Despite attempts at attracting researchers from non-traditional regions, their participation and contribution are still modest. Anecdotal evidence suggests CSCW is receiving an increasing number of submissions from Latin American researchers. However, this has not been reflected in the number of accepted papers. As a matter of fact, fostering international research contributions to CSCW is a nontrivial task. It requires efforts to reach out to researchers who are doing “CSCW-like” research, but who are not familiar with the ACM CSCW conference, its review process, styles of writing and methods. It also requires acknowledging and understanding theoretical, methodological, and practical differences across regions. Brazil, for instance, is one of the large adopters of social media, but several Brazilian researchers who are studying this topic do not submit papers to the ACM CSCW conference. Likewise, Chile has a long tradition of research and development in socio-technical and collaborative systems which has spanned more than 20 years. However, until very recently, there has not been active representation of this country in the broader CSCW community.

In addition to the above, SIGCHI has recognized that there is a growing need to deepen the understanding of relatively underserved communities and diverse populations and their social interactions with computing technologies. For this reason, they created the SIGCHI Across Borders Initiative (SABI), led by Susan Dray. SABI is an effort to reach out to HCI and CSCW researchers in places where these areas are still in their infancy.

Growing out of the HCI Across Borders (HCIxB) activities, SIGCHI has sponsored or been involved in several SABI regional meetings: (1) to discuss the future of SIGCHI in Arab, African, and Latin American regions, (2) to spark discussions about barriers and challenges people face in these regions, and (3) to engage participants as volunteers and to contribute to this effort. At this point, there have been three meetings. The first one in Egypt, the second one in Guatemala, where there were attendees from countries like Brazil, Chile, Panama, and Mexico. Likewise, although the third meeting was held in Wales, there was representation from Latin American countries like Chile, Brazil, and Mexico. All meetings took place in 2018.
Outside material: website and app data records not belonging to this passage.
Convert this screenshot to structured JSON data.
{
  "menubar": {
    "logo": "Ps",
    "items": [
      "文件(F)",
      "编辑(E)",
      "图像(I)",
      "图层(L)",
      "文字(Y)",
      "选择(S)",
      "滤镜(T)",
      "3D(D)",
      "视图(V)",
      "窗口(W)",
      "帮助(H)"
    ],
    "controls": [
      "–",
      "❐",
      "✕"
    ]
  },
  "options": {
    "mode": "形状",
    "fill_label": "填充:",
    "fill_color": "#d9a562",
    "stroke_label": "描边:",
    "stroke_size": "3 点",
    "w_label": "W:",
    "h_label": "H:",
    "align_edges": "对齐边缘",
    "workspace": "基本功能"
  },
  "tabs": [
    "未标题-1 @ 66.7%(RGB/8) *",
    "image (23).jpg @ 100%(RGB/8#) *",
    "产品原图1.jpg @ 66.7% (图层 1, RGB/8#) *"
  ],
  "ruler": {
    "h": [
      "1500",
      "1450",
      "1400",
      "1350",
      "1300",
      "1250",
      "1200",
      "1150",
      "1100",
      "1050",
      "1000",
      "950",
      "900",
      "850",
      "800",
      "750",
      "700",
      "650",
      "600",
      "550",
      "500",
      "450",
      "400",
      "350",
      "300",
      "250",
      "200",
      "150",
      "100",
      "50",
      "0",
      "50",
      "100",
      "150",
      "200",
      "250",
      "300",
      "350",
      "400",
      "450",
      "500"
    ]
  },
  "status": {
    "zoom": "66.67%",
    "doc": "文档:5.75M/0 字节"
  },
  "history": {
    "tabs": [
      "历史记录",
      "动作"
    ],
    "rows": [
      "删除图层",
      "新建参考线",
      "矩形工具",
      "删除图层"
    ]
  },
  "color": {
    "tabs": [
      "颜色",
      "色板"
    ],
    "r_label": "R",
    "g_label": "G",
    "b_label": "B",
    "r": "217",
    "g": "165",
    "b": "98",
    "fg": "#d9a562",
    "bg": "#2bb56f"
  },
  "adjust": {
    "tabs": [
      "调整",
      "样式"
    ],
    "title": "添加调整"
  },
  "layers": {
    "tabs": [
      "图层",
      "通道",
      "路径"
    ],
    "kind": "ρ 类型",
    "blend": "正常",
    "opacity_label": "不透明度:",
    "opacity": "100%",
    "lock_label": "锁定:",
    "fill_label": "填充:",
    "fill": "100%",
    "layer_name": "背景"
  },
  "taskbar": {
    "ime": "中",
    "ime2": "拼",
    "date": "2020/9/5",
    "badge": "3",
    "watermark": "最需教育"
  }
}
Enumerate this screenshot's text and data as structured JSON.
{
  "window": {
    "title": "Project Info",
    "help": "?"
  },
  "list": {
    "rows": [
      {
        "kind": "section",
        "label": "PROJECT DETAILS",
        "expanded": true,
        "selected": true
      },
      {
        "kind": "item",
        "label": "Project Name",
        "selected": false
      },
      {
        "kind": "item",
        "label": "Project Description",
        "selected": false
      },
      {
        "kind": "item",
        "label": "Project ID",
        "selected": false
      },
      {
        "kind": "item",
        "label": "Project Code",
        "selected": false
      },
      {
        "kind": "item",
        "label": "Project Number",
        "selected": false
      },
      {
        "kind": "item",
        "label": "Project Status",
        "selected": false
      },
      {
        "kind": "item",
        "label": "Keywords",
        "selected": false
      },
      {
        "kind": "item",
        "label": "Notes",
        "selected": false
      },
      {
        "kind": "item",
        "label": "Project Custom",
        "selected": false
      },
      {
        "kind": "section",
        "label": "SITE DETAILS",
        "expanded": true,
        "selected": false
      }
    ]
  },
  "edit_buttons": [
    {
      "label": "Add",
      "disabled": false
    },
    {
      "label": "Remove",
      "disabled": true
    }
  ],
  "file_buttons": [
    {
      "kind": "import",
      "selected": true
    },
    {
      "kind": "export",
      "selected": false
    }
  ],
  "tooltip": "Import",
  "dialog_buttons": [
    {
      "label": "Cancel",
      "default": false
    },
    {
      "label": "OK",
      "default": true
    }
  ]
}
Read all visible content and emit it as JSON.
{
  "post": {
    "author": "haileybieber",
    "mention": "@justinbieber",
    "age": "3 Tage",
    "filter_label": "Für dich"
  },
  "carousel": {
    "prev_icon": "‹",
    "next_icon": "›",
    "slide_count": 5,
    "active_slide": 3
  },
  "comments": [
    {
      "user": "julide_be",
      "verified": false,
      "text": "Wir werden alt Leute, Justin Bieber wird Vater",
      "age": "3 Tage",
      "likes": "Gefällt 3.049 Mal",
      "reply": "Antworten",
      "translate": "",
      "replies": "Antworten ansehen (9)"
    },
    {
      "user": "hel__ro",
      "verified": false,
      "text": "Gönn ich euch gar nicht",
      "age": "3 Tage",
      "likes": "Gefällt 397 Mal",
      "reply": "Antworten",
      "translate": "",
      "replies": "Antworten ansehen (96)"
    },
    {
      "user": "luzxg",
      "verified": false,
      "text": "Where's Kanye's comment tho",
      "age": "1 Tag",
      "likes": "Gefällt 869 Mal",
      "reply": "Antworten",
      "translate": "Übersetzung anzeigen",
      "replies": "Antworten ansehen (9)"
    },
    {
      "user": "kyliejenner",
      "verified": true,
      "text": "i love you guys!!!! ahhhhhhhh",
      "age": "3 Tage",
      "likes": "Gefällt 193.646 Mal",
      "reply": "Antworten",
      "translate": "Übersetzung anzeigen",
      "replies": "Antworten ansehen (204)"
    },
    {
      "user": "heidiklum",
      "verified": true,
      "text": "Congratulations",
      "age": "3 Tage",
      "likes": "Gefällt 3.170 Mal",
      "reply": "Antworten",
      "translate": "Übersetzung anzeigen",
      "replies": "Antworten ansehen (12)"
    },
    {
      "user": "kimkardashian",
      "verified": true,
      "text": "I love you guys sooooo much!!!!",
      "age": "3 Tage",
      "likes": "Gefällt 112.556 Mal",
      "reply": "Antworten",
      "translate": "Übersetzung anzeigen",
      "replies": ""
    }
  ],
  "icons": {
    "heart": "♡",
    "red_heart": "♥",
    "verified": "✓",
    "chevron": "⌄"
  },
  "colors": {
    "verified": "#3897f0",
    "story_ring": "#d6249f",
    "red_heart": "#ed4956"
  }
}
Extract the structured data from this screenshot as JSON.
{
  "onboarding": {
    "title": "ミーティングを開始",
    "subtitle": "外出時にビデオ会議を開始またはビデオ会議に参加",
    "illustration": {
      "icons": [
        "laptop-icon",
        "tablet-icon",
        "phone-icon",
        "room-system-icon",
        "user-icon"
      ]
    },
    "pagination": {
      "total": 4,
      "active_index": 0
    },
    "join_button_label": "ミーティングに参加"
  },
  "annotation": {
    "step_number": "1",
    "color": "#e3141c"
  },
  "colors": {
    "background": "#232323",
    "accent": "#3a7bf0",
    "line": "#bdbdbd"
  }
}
Our initiatives aim to serve as a continuation of these different previous efforts from Latin American researchers, the CSCW steering committee, and the SIGCHI Executive Committee in building a critical mass of LA researchers interested in CSCW as well as building sustainable involvement of these researchers in the broader international CSCW community.